incurring


Also found in: Thesaurus, Legal.

in·cur

 (ĭn-kûr′)
tr.v. in·curred, in·cur·ring, in·curs
1. To acquire or come into (something usually undesirable); sustain: incurred substantial losses during the stock market crash.
2. To become liable or subject to as a result of one's actions; bring upon oneself: incur the anger of a friend.

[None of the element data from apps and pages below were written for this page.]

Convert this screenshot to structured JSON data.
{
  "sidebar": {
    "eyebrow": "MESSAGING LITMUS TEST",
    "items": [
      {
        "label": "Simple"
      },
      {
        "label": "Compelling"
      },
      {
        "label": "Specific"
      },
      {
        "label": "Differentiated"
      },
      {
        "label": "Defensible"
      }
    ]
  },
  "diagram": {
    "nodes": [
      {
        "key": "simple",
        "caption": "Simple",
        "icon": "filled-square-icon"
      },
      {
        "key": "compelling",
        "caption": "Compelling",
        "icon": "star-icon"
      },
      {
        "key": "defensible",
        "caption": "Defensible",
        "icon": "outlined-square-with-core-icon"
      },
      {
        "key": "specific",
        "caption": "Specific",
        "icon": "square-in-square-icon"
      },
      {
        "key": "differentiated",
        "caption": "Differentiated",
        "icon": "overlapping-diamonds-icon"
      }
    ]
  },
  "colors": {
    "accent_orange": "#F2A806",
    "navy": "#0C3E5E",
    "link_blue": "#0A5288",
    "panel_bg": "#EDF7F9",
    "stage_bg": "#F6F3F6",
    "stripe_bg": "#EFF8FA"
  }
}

[Middle English incurren, from Old French encorir, from Latin incurrere, to run upon : in-, on; see in-2 + currere, to run; see kers- in Indo-European roots.]
ThesaurusAntonymsRelated WordsSynonymsLegend:
Noun1.incurring - acquiring or coming into something (usually undesirable); "incurring debts is easier than paying them"
acquisition - the act of contracting or assuming or acquiring possession of something; "the acquisition of wealth"; "the acquisition of one company by another"
References in classic literature ?
A landsman could hardly have worn this garb and shown this face, and worn and shown them both with such a galliard air, without undergoing stern question before a magistrate, and probably incurring a fine or imprisonment, or perhaps an exhibition in the stocks.
I prefer to be true to myself, even at the hazard of incurring the ridicule of others, rather than to be false, and incur my own abhor- rence.
But the feelings which made such composure a disgrace, left her in no danger of incurring it.
The housekeeper and her husband were both of that decent phlegmatic order of people, to whom one may at any time safely communicate a remarkable piece of news without incurring the danger of having one's ears pierced by some shrill ejaculation, and subsequently stunned by a torrent of wordy wonderment.
Suffice it to observe, that it was a masterpiece of eloquence; and that those passages in which he more particularly traced his own successful career to its source, and warned the younger portion of his auditory from the shoals of ever incurring pecuniary liabilities which they were unable to liquidate, brought a tear into the manliest eye present.
He dared not do anything that would imply a stronger interest in a poor man's adopted child than could be expected from the kindliness of the young Squire, when a chance meeting suggested a little present to a simple old fellow whom others noticed with goodwill; but he told himself that the time would come when he might do something towards furthering the welfare of his daughter without incurring suspicion.
Ivanhoe,'' he said, ``was so well acquainted with the language and manners of the French, that there was no fear of his incurring any hazard during that part of his travels.
Let no one, whatever his rank or condition, dare to follow the beautiful Marcela, under pain of incurring my fierce indignation.
Again I felt that horrid sense of the reality of things, in which any effort of imagination seemed out of place, and I realized distinctly the perils of the law which we were incurring in our unhallowed work.
Thus, at length, by one of the unexpected strokes of fortune which sometimes befall those who have for a long time been the victims of an evil destiny, Dantes was about to secure the opportunity he wished for, by simple and natural means, and land on the island without incurring any suspicion.
But how is it that we are incurring greater risks than Athos and Aramis?
It was an affection partly filial, partly fraternal-- fraternal enough to make him like Irwine's company better than that of most younger men, and filial enough to make him shrink strongly from incurring Irwine's disapprobation.